- _Your instructions_
Go through the data and retrieve each line that includes the string "Ayarları".

- _The data_
-=-=-
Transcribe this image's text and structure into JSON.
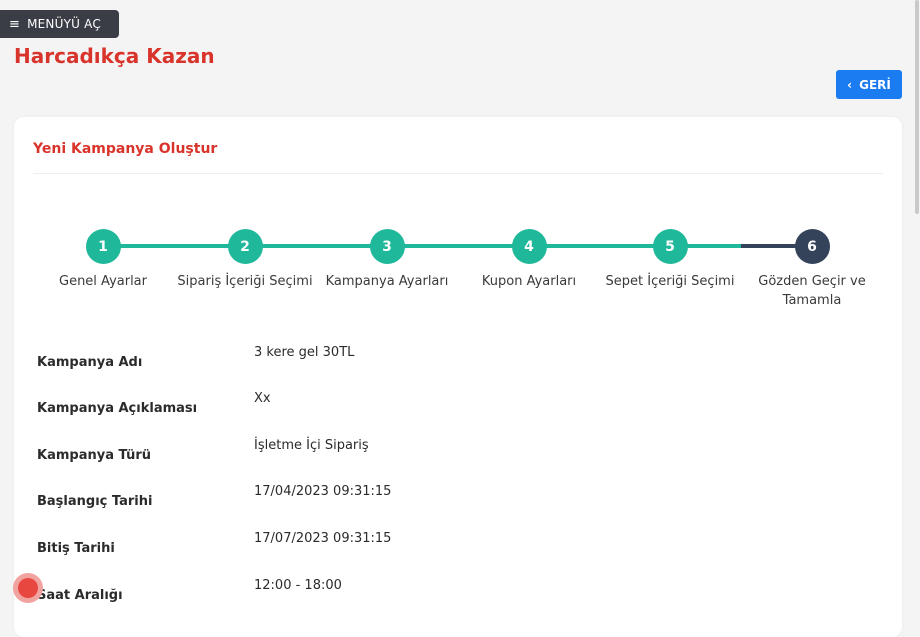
{
  "menu": {
    "label": "MENÜYÜ AÇ",
    "icon": "hamburger-icon"
  },
  "page": {
    "title": "Harcadıkça Kazan"
  },
  "back_button": {
    "label": "GERİ",
    "icon": "chevron-left-icon"
  },
  "card": {
    "title": "Yeni Kampanya Oluştur"
  },
  "colors": {
    "accent_red": "#d9342b",
    "step_done": "#1fb89a",
    "step_current": "#34425a",
    "button_blue": "#1a7cf0"
  },
  "steps": [
    {
      "number": "1",
      "label": "Genel Ayarlar",
      "status": "completed"
    },
    {
      "number": "2",
      "label": "Sipariş İçeriği Seçimi",
      "status": "completed"
    },
    {
      "number": "3",
      "label": "Kampanya Ayarları",
      "status": "completed"
    },
    {
      "number": "4",
      "label": "Kupon Ayarları",
      "status": "completed"
    },
    {
      "number": "5",
      "label": "Sepet İçeriği Seçimi",
      "status": "completed"
    },
    {
      "number": "6",
      "label": "Gözden Geçir ve Tamamla",
      "status": "current"
    }
  ],
  "details": [
    {
      "label": "Kampanya Adı",
      "value": "3 kere gel 30TL"
    },
    {
      "label": "Kampanya Açıklaması",
      "value": "Xx"
    },
    {
      "label": "Kampanya Türü",
      "value": "İşletme İçi Sipariş"
    },
    {
      "label": "Başlangıç Tarihi",
      "value": "17/04/2023 09:31:15"
    },
    {
      "label": "Bitiş Tarihi",
      "value": "17/07/2023 09:31:15"
    },
    {
      "label": "Saat Aralığı",
      "value": "12:00 - 18:00"
    }
  ]
}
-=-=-
- _Written reply_
      "label": "Kampanya Ayarları",
      "label": "Kupon Ayarları",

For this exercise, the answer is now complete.